Suspect Was Under GPS Monitoring During Ohio State Student Murder
Feb 17, 2017 06:11 AM EST
A sex offender who was recently charged in the abduction, rape and murder of an Ohio State University student, was on GPS monitoring, report says. The latest update on the local murder provides a cold reminder that GPS monitoring may not actually serve the expectations of crime investigators as full-proof crime prevention tool.
29-year-old Brian L. Golsby, was freshly released from the state prison on Nov. 13 after serving a six years sentence over burglary and attempted rape. It seems like the ex-convict had special conditions of supervision, GPS monitoring being one of it, under his post-release surveillance for five years.
"I can confirm that he was on GPS monitoring, which is certainly not uncommon, due to the fact that he did not have a permanent residence upon his release," said JoEllen Smith, a spokeswoman for the Ohio Department of Rehabilitation and Correction. She stated that Golsby was living in a temporary residence area, granted by a state-contracted residential housing program.
Golsby was arrested by the Grove City police after the body of 21-year-old Reagan Tokes' was found on Feb. 9 near the entrance of Scioto Grove Metro Park. According to Cleveland, Golsby abducted Tokes after she left work on Feb. 8, forced her to withdraw $60 from an ATM, raped her and shot her twice in the head before dumping her body. Investigators have also collected the evidence of Golsby's DNA from his prior offenses and found it matching to a cigarette butt left in Tokes' car.
Smith said the state law prevents her from digging into the details of the conditions Golsby had to follow, including the level of monitoring that offenders like Golsby could have, according to the Columbus Dispatch. "DRC contracts with community providers for electronic monitoring and GPS services. The level of monitoring depends on the offender and circumstances for which the service is requested," she further explained.

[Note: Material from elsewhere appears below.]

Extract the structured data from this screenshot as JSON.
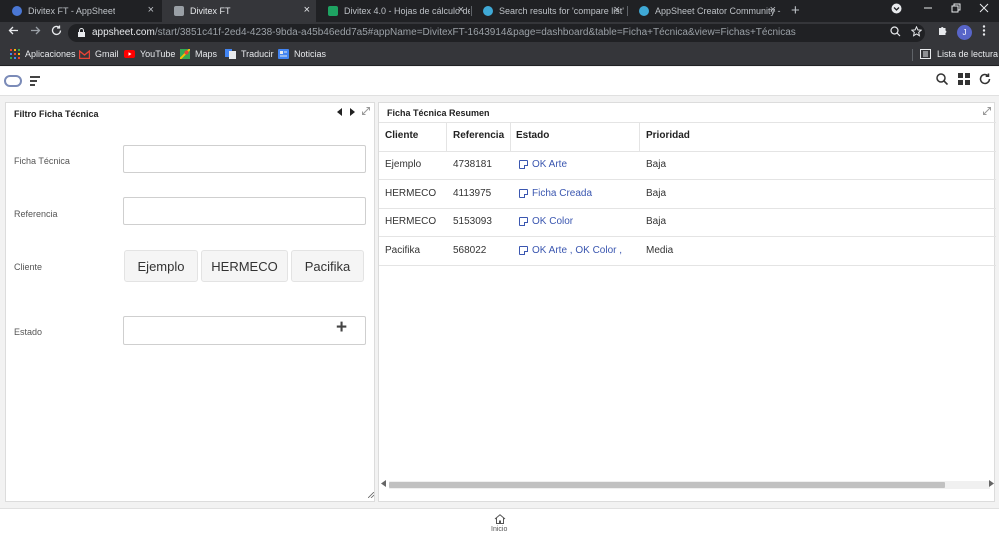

Having said that, a whole lot of details relating to the travel restrictions placed on Golsby in addition to what sex offenders have to abide by, remains unclear. The investigators are looking into validating the possibilities of which he could have triggered an alert while wearing the bracelet, or, if he had discarded the GPS monitoring device, and in that case, how parole officers would have been notified.
This eventually raise questions, pertaining the manner of which the parole officers check the movements of offenders assigned to them, or how far back the GPS monitoring records travel. "DRC is not providing specifics relative to this case due to the ongoing criminal investigation," Smith said.